In retrospect, our intuition, our confidence and our faith in people has allowed us to establish a presence for the tango as far north as the city of Anchorage in Alaska, and as deep in the south as the city of New Orleans. Along the way, we met great people in Winnipeg, Canada, and found ourselves a family in the heartland of America. So, when Thanksgiving caught us wandering through the prairie, we never felt away from home. We never paused to question what does a traveling tango teacher do when the moan of the bandoneon and the whine of the violin, are replaced by the call of the turkey on Thanksgiving day .

We found ourselves holding hands with our new friends and their families, saying grace and feeling thankful that our lives are so blessed with the gift of tango. We are thankful for the possibility of sharing that gift with warm, gentle, generous and caring human beings who had morphed from total strangers to affectionate friends in the brief time it takes to embrace and walk a few times around the dance floor.

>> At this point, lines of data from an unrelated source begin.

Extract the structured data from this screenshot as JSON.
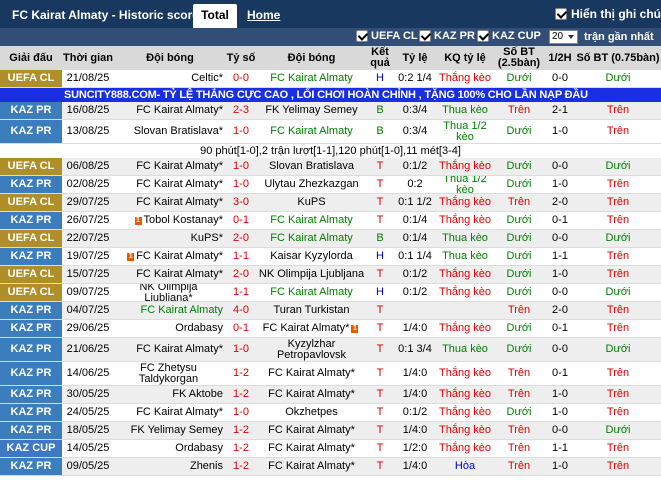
{
  "header": {
    "title": "FC Kairat Almaty - Historic scores",
    "tab_total": "Total",
    "tab_home": "Home",
    "show_notes": "Hiển thị ghi chú"
  },
  "filters": {
    "uefa_cl": "UEFA CL",
    "kaz_pr": "KAZ PR",
    "kaz_cup": "KAZ CUP",
    "recent_count": "20",
    "recent_label": "trận gần nhất"
  },
  "columns": {
    "league": "Giải đấu",
    "time": "Thời gian",
    "home": "Đội bóng",
    "score": "Tỷ số",
    "away": "Đội bóng",
    "result": "Kết quả",
    "odds": "Tỷ lệ",
    "odds_result": "KQ tỷ lệ",
    "ou_2_5": "Số BT (2.5bàn)",
    "half": "1/2H",
    "ou_0_75": "Số BT (0.75bàn)"
  },
  "banner": "SUNCITY888.COM- TỶ LỆ THẮNG CỰC CAO , LỐI CHƠI HOÀN CHỈNH , TẶNG 100% CHO LẦN NẠP ĐẦU",
  "note_row": "90 phút[1-0],2 trận lượt[1-1],120 phút[1-0],11 mét[3-4]",
  "matches": [
    {
      "league": "UEFA CL",
      "date": "21/08/25",
      "home": "Celtic*",
      "score": "0-0",
      "away": "FC Kairat Almaty",
      "res": "H",
      "odds": "0:2 1/4",
      "kq": "Thắng kèo",
      "ou": "Dưới",
      "half": "0-0",
      "ou2": "Dưới"
    },
    {
      "league": "KAZ PR",
      "date": "16/08/25",
      "home": "FC Kairat Almaty*",
      "score": "2-3",
      "away": "FK Yelimay Semey",
      "res": "B",
      "odds": "0:3/4",
      "kq": "Thua kèo",
      "ou": "Trên",
      "half": "2-1",
      "ou2": "Trên"
    },
    {
      "league": "KAZ PR",
      "date": "13/08/25",
      "home": "Slovan Bratislava*",
      "score": "1-0",
      "away": "FC Kairat Almaty",
      "res": "B",
      "odds": "0:3/4",
      "kq": "Thua 1/2 kèo",
      "ou": "Dưới",
      "half": "1-0",
      "ou2": "Trên"
    },
    {
      "league": "UEFA CL",
      "date": "06/08/25",
      "home": "FC Kairat Almaty*",
      "score": "1-0",
      "away": "Slovan Bratislava",
      "res": "T",
      "odds": "0:1/2",
      "kq": "Thắng kèo",
      "ou": "Dưới",
      "half": "0-0",
      "ou2": "Dưới"
    },
    {
      "league": "KAZ PR",
      "date": "02/08/25",
      "home": "FC Kairat Almaty*",
      "score": "1-0",
      "away": "Ulytau Zhezkazgan",
      "res": "T",
      "odds": "0:2",
      "kq": "Thua 1/2 kèo",
      "ou": "Dưới",
      "half": "1-0",
      "ou2": "Trên"
    },
    {
      "league": "UEFA CL",
      "date": "29/07/25",
      "home": "FC Kairat Almaty*",
      "score": "3-0",
      "away": "KuPS",
      "res": "T",
      "odds": "0:1 1/2",
      "kq": "Thắng kèo",
      "ou": "Trên",
      "half": "2-0",
      "ou2": "Trên"
    },
    {
      "league": "KAZ PR",
      "date": "26/07/25",
      "home": "Tobol Kostanay*",
      "score": "0-1",
      "away": "FC Kairat Almaty",
      "res": "T",
      "odds": "0:1/4",
      "kq": "Thắng kèo",
      "ou": "Dưới",
      "half": "0-1",
      "ou2": "Trên"
    },
    {
      "league": "UEFA CL",
      "date": "22/07/25",
      "home": "KuPS*",
      "score": "2-0",
      "away": "FC Kairat Almaty",
      "res": "B",
      "odds": "0:1/4",
      "kq": "Thua kèo",
      "ou": "Dưới",
      "half": "0-0",
      "ou2": "Dưới"
    },
    {
      "league": "KAZ PR",
      "date": "19/07/25",
      "home": "FC Kairat Almaty*",
      "score": "1-1",
      "away": "Kaisar Kyzylorda",
      "res": "H",
      "odds": "0:1 1/4",
      "kq": "Thua kèo",
      "ou": "Dưới",
      "half": "1-1",
      "ou2": "Trên"
    },
    {
      "league": "UEFA CL",
      "date": "15/07/25",
      "home": "FC Kairat Almaty*",
      "score": "2-0",
      "away": "NK Olimpija Ljubljana",
      "res": "T",
      "odds": "0:1/2",
      "kq": "Thắng kèo",
      "ou": "Dưới",
      "half": "1-0",
      "ou2": "Trên"
    },
    {
      "league": "UEFA CL",
      "date": "09/07/25",
      "home": "NK Olimpija Ljubljana*",
      "score": "1-1",
      "away": "FC Kairat Almaty",
      "res": "H",
      "odds": "0:1/2",
      "kq": "Thắng kèo",
      "ou": "Dưới",
      "half": "0-0",
      "ou2": "Dưới"
    },
    {
      "league": "KAZ PR",
      "date": "04/07/25",
      "home": "FC Kairat Almaty",
      "score": "4-0",
      "away": "Turan Turkistan",
      "res": "T",
      "odds": "",
      "kq": "",
      "ou": "Trên",
      "half": "2-0",
      "ou2": "Trên"
    },
    {
      "league": "KAZ PR",
      "date": "29/06/25",
      "home": "Ordabasy",
      "score": "0-1",
      "away": "FC Kairat Almaty*",
      "res": "T",
      "odds": "1/4:0",
      "kq": "Thắng kèo",
      "ou": "Dưới",
      "half": "0-1",
      "ou2": "Trên"
    },
    {
      "league": "KAZ PR",
      "date": "21/06/25",
      "home": "FC Kairat Almaty*",
      "score": "1-0",
      "away": "Kyzylzhar Petropavlovsk",
      "res": "T",
      "odds": "0:1 3/4",
      "kq": "Thua kèo",
      "ou": "Dưới",
      "half": "0-0",
      "ou2": "Dưới"
    },
    {
      "league": "KAZ PR",
      "date": "14/06/25",
      "home": "FC Zhetysu Taldykorgan",
      "score": "1-2",
      "away": "FC Kairat Almaty*",
      "res": "T",
      "odds": "1/4:0",
      "kq": "Thắng kèo",
      "ou": "Trên",
      "half": "0-1",
      "ou2": "Trên"
    },
    {
      "league": "KAZ PR",
      "date": "30/05/25",
      "home": "FK Aktobe",
      "score": "1-2",
      "away": "FC Kairat Almaty*",
      "res": "T",
      "odds": "1/4:0",
      "kq": "Thắng kèo",
      "ou": "Trên",
      "half": "1-0",
      "ou2": "Trên"
    },
    {
      "league": "KAZ PR",
      "date": "24/05/25",
      "home": "FC Kairat Almaty*",
      "score": "1-0",
      "away": "Okzhetpes",
      "res": "T",
      "odds": "0:1/2",
      "kq": "Thắng kèo",
      "ou": "Dưới",
      "half": "1-0",
      "ou2": "Trên"
    },
    {
      "league": "KAZ PR",
      "date": "18/05/25",
      "home": "FK Yelimay Semey",
      "score": "1-2",
      "away": "FC Kairat Almaty*",
      "res": "T",
      "odds": "1/4:0",
      "kq": "Thắng kèo",
      "ou": "Trên",
      "half": "0-0",
      "ou2": "Dưới"
    },
    {
      "league": "KAZ CUP",
      "date": "14/05/25",
      "home": "Ordabasy",
      "score": "1-2",
      "away": "FC Kairat Almaty*",
      "res": "T",
      "odds": "1/2:0",
      "kq": "Thắng kèo",
      "ou": "Trên",
      "half": "1-1",
      "ou2": "Trên"
    },
    {
      "league": "KAZ PR",
      "date": "09/05/25",
      "home": "Zhenis",
      "score": "1-2",
      "away": "FC Kairat Almaty*",
      "res": "T",
      "odds": "1/4:0",
      "kq": "Hòa",
      "ou": "Trên",
      "half": "1-0",
      "ou2": "Trên"
    }
  ]
}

This is the kind of rewarding experience that reminds us about the quality of life that Argentine tango can bring to those who dare to be close. There is nothing like the shared intimacy of a sound, a scent, a gesture, a look, a smile, a tear. Intense moments that soothe the soul, energize the heart and make us feel alive, vibrant, inspired, and above all thankful. We have connected, we have made an everlasting impression, and there is a part of us that forever will be special. Step by step we keep navigating the dance floor of life. As we go around, there is always something or somebody who reminds us how important it is to be at peace with ourselves, to give each other the gift of tango, to hold hands, to embrace, to love the music, to absorb the culture, to teach by learning and to learn by teaching.